Yesterday I watched the show Anderson. It was only the second time I’ve ever seen the show and this one was about a mom and her hoarding issues. She was a regular mom with piles and piles and piles of stuff. I found it so interesting that she viewed her stuff with a similar love that you would have for a child. The idea of throwing something away for her hurt as if she was giving away her own flesh and blood. Those are some intense emotions for the things. I can imagine that to be just as overwhelming as all the stuff.
When Anderson showed this mom the video footage of her home, you could tell she was surprised. When Anderson asked about her reaction, she replied “this is the place I go to everyday for solace and that’s what I live with but I don’t always see it”. She then said “I see a ton of stuff with no where to put it. I use all of it”. Denial. She had enough piles of clothing in that house that even if she wore something different every day for a couple of years she still wouldn’t be using all of it. The Professional Organizer hired to help her found many many pieces of clothing with the tags still on.
And then I thought of another show I’ve been watching lately, the new one with Peter Walsh called Extreme Clutter. Over and over again Peter talks about the power stuff can have over our lives. We allow it to keep us from living in the present and truly living in the now. We allow the stuff to call the shots and push us around until we are “living” in a fraction of the house we own thinking we just don’t have enough space. The stuff holds us captive, and can be crippling. Then when we can’t take it anymore, rather than deal with it once and for all, we rent storage units and transfer the stuff to there just so we don’t have to think about it anymore.

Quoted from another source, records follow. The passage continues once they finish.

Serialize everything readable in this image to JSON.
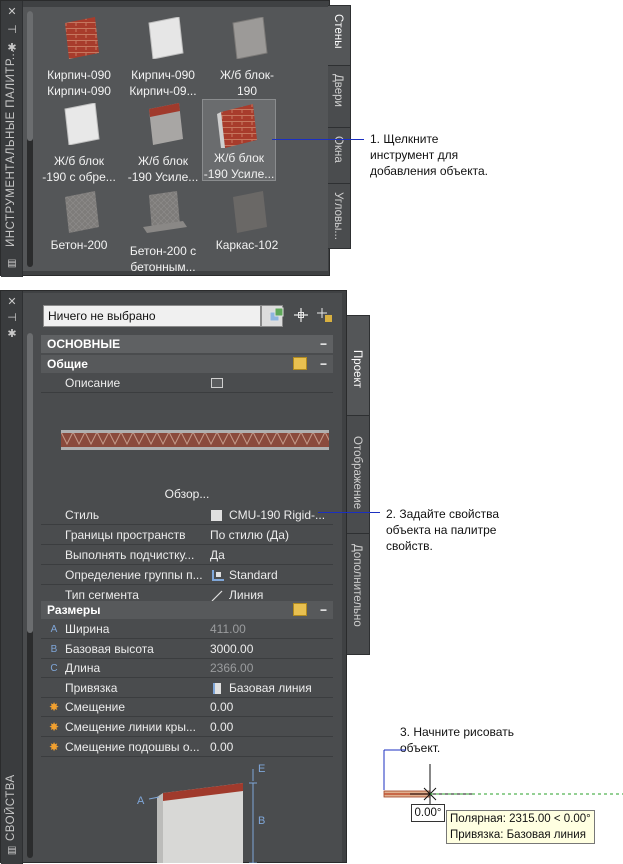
{
  "tool_palette": {
    "title": "ИНСТРУМЕНТАЛЬНЫЕ ПАЛИТР...",
    "tabs": [
      {
        "label": "Стены",
        "active": true
      },
      {
        "label": "Двери",
        "active": false
      },
      {
        "label": "Окна",
        "active": false
      },
      {
        "label": "Угловы...",
        "active": false
      }
    ],
    "tools": [
      {
        "line1": "Кирпич-090",
        "line2": "Кирпич-090",
        "swatch": "brick"
      },
      {
        "line1": "Кирпич-090",
        "line2": "Кирпич-09...",
        "swatch": "white"
      },
      {
        "line1": "Ж/б блок-",
        "line2": "190",
        "swatch": "gray"
      },
      {
        "line1": "Ж/б блок",
        "line2": "-190 с обре...",
        "swatch": "white"
      },
      {
        "line1": "Ж/б блок",
        "line2": "-190 Усиле...",
        "swatch": "brickgray"
      },
      {
        "line1": "Ж/б блок",
        "line2": "-190 Усиле...",
        "swatch": "brick",
        "selected": true
      },
      {
        "line1": "Бетон-200",
        "line2": "",
        "swatch": "concrete"
      },
      {
        "line1": "Бетон-200 с",
        "line2": "бетонным...",
        "swatch": "concrete"
      },
      {
        "line1": "Каркас-102",
        "line2": "",
        "swatch": "dark"
      }
    ]
  },
  "properties": {
    "title": "СВОЙСТВА",
    "tabs": [
      {
        "label": "Проект",
        "active": true
      },
      {
        "label": "Отображение",
        "active": false
      },
      {
        "label": "Дополнительно",
        "active": false
      }
    ],
    "selection": "Ничего не выбрано",
    "section_basic": "ОСНОВНЫЕ",
    "group_general": "Общие",
    "description_label": "Описание",
    "browse_label": "Обзор...",
    "general_rows": [
      {
        "name": "Стиль",
        "value": "CMU-190 Rigid-...",
        "icon": "style"
      },
      {
        "name": "Границы пространств",
        "value": "По стилю (Да)"
      },
      {
        "name": "Выполнять подчистку...",
        "value": "Да"
      },
      {
        "name": "Определение группы п...",
        "value": "Standard",
        "icon": "group"
      },
      {
        "name": "Тип сегмента",
        "value": "Линия",
        "icon": "line"
      }
    ],
    "group_dimensions": "Размеры",
    "dimension_rows": [
      {
        "prefix": "A",
        "name": "Ширина",
        "value": "411.00",
        "dim": true
      },
      {
        "prefix": "B",
        "name": "Базовая высота",
        "value": "3000.00"
      },
      {
        "prefix": "C",
        "name": "Длина",
        "value": "2366.00",
        "dim": true
      },
      {
        "prefix": "",
        "name": "Привязка",
        "value": "Базовая линия",
        "icon": "anchor"
      },
      {
        "prefix": "*",
        "name": "Смещение",
        "value": "0.00"
      },
      {
        "prefix": "*",
        "name": "Смещение линии кры...",
        "value": "0.00"
      },
      {
        "prefix": "*",
        "name": "Смещение подошвы о...",
        "value": "0.00"
      }
    ],
    "diagram_labels": {
      "a": "A",
      "b": "B",
      "e": "E"
    }
  },
  "callouts": {
    "step1": [
      "1. Щелкните",
      "инструмент для",
      "добавления объекта."
    ],
    "step2": [
      "2. Задайте свойства",
      "объекта на палитре",
      "свойств."
    ],
    "step3": [
      "3. Начните рисовать",
      "объект."
    ]
  },
  "drawing": {
    "angle_box": "0.00°",
    "tooltip_line1": "Полярная: 2315.00 < 0.00°",
    "tooltip_line2": "Привязка: Базовая линия"
  },
  "colors": {
    "accent_line": "#1b2fc0",
    "tooltip_bg": "#ffffe1",
    "palette_bg": "#3f4143"
  }
}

Cluttered = procrastinated decisions
Do you know that North American’s spend over 20 billion a year on storage facilities? 20 BILLION DOLLARS! A YEAR! Wowsa, let’s let that sink in for a moment. I learned this staggering stat while watching yet another show called the Million Dollar Neighborhood, where a community in BC, Canada attempts to get out of debt. One couple had two storage units full of stuff that simply sat there collecting dust, they hadn’t used any of it in years. In all the years that they’d had these units the amount they paid for them was over 5 figures and yet they had no retirement fund to speak of. They’d never stopped to think about it, the stuff had that much pull over them. One of the show’s challenges was to have a huge community garage sale together. When it was all over it was so moving to watch how relieved families were to not to be burdened by their stuff anymore. And the couple with the two storage units were beyond ecstatic to have such a huge weight lifted off their shoulders. A weight they didn’t even know was there until it had been removed. Very emotional.
Recently I had to make some storage decisions in my own home. And while it was on a much smaller scale I did realize that the shelves my basket and bins “in waiting” were taking up could definitely be used for things I do use regularly. You’ll remember that just a couple of months ago I purged some baskets from this area but it was time to do it again. It was fine if I didn’t need the storage space but I do so the decision was made to part with even more of my baskets. You know how I love my baskets!!
My stash is almost next to nothing now. I’ve come a long way from my “container for my containers” days:
Do not be burdened by the stuff. Don’t give it more power than it deserves.
If you are having trouble making these decisions, please ask someone for help. Whether it be a friend, family member or professional, it’s amazing what happens when we try to explain out loud to someone else our reasoning for wanting to keep something. It might even be the first time you hear yourself say it and it can be very powerful. Try saying it to yourself in a mirror even.
While going through the list of challenge participants I loved what Elizabeth from Ready, Set, Simplify had to say. “Part of this project will be analyzing what happened and coming up with some solutions to prevent it from happening again”.
To do this, ask yourself some questions:
1. What am I hanging onto today that takes up valuable space that could be used for more needed purposes?
2. What am I allowing to rule my roost? Is the stuff calling all the shots?
3. What isn’t working? How can I make it better? Why do I want to make it better?
4. What is working? Why am I able to maintain these particular solutions and not others?
5. Am I trying to organize clutter to avoid making the tough decisions about my stuff?
6. Am I really seeing my clutter or am I in denial? Looking at pictures of your space really helps!
7. Do you have a storage unit? How long have you had it? Could you say what was in it? Is it worth it?
I would love to hear some of your answers!